In every real estate transaction, compliance with environmental regulations is paramount. Whether you are buying, selling, or developing a property, your organization, must adhere strictly to environmental laws and regulations. Non-compliance can lead to hefty fines, legal disputes, and a tarnished reputation.
To ensure compliance, you must be familiar with local and national environmental laws. These rules can cover a wide range of factors, including hazardous substances, petroleum products, and recognized environmental conditions. For instance, you need to be aware of the Clean Water Act, the Clean Air Act, and the Comprehensive Environmental Response, Compensation, and Liability Act (CERCLA) among others.
However, understanding these laws is not enough, you should also know how to apply them in the context of your real estate transactions. For example, if a Phase I ESA identifies potential environmental risks, you need to understand what steps to take next, such as initiating a Phase II ESA or engaging appropriate inquiries and environmental professionals.
In this regard, it is advisable to seek legal advice from environmental attorneys who specialize in real estate transactions. They can provide you with the guidance you need to navigate the regulatory landscape and ensure compliance at all stages of the transaction.
Environmental professionals play a crucial role in the environmental due diligence process. These experts have the necessary skills and experience to conduct thorough and reliable Environmental Site Assessments (ESAs) and provide professional advice on potential environmental risks.
Environmental professionals are responsible for conducting the Phase I and Phase II ESAs. They review records, conduct site visits, interview property owners, occupants, neighbors, and local government officials, and perform scientific testing if necessary. They are adept at identifying hazardous substances and petroleum products and determining the environmental condition of a property.
In addition to conducting ESAs, environmental professionals can also assist with the interpretation of the findings.

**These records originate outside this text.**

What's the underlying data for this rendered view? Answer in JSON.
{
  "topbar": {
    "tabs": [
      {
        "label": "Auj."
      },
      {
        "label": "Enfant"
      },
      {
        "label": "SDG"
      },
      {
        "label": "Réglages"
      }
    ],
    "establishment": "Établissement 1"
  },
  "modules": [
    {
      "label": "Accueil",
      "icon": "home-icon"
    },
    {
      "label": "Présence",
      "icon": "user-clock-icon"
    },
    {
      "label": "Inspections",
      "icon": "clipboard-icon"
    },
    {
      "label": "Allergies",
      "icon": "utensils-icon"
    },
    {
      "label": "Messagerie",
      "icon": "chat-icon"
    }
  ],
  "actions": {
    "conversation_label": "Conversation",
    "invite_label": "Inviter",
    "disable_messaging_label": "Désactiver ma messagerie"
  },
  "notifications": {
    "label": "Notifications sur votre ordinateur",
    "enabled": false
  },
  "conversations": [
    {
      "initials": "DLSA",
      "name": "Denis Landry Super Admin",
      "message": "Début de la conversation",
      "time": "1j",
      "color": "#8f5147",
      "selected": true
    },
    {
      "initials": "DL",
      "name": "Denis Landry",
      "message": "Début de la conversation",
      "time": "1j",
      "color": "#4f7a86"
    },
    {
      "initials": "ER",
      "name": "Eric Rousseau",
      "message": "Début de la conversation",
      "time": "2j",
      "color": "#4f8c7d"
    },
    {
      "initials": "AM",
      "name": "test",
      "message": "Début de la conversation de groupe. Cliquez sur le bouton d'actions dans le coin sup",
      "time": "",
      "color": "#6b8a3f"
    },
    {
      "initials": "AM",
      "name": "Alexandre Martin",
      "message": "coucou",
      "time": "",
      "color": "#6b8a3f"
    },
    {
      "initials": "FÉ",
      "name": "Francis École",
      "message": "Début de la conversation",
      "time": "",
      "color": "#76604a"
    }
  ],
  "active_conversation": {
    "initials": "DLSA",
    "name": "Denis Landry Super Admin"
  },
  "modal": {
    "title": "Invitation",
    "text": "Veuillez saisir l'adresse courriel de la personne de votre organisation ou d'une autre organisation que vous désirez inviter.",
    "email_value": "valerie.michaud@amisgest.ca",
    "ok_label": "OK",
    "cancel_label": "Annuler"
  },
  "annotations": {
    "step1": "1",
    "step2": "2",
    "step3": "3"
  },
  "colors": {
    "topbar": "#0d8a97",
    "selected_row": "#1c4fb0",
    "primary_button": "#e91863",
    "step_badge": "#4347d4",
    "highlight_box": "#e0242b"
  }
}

They can provide guidance on the implications of the identified environmental risks, the potential need for cleanup, and the associated costs and timeline.
With their knowledge, skills, and expertise, environmental professionals can provide the critical support you need to conduct your environmental due diligence assessments and navigate the complexities of the environmental regulations.
Environmental due diligence forms an integral part of any real estate transaction. It provides the means to understand the environmental conditions of a property, assess potential environmental risks, comply with environmental laws, and ultimately protect your organization from potential liability.
By following the best practices discussed in this article, you can ensure a comprehensive and effective environmental due diligence process. Remember to conduct thorough and meticulous ESAs, involve environmental professionals, adhere to environmental laws, and make environmental due diligence an integral part of your real estate strategy.
In the end, the aim is to make informed decisions that not only support successful real estate transactions but also contribute to the sustainable development and preservation of our environment. So, let’s not forget, haste makes waste. To avoid costly surprises in the future, take the time to comprehensively assess a property, understand its environmental implications, and act accordingly.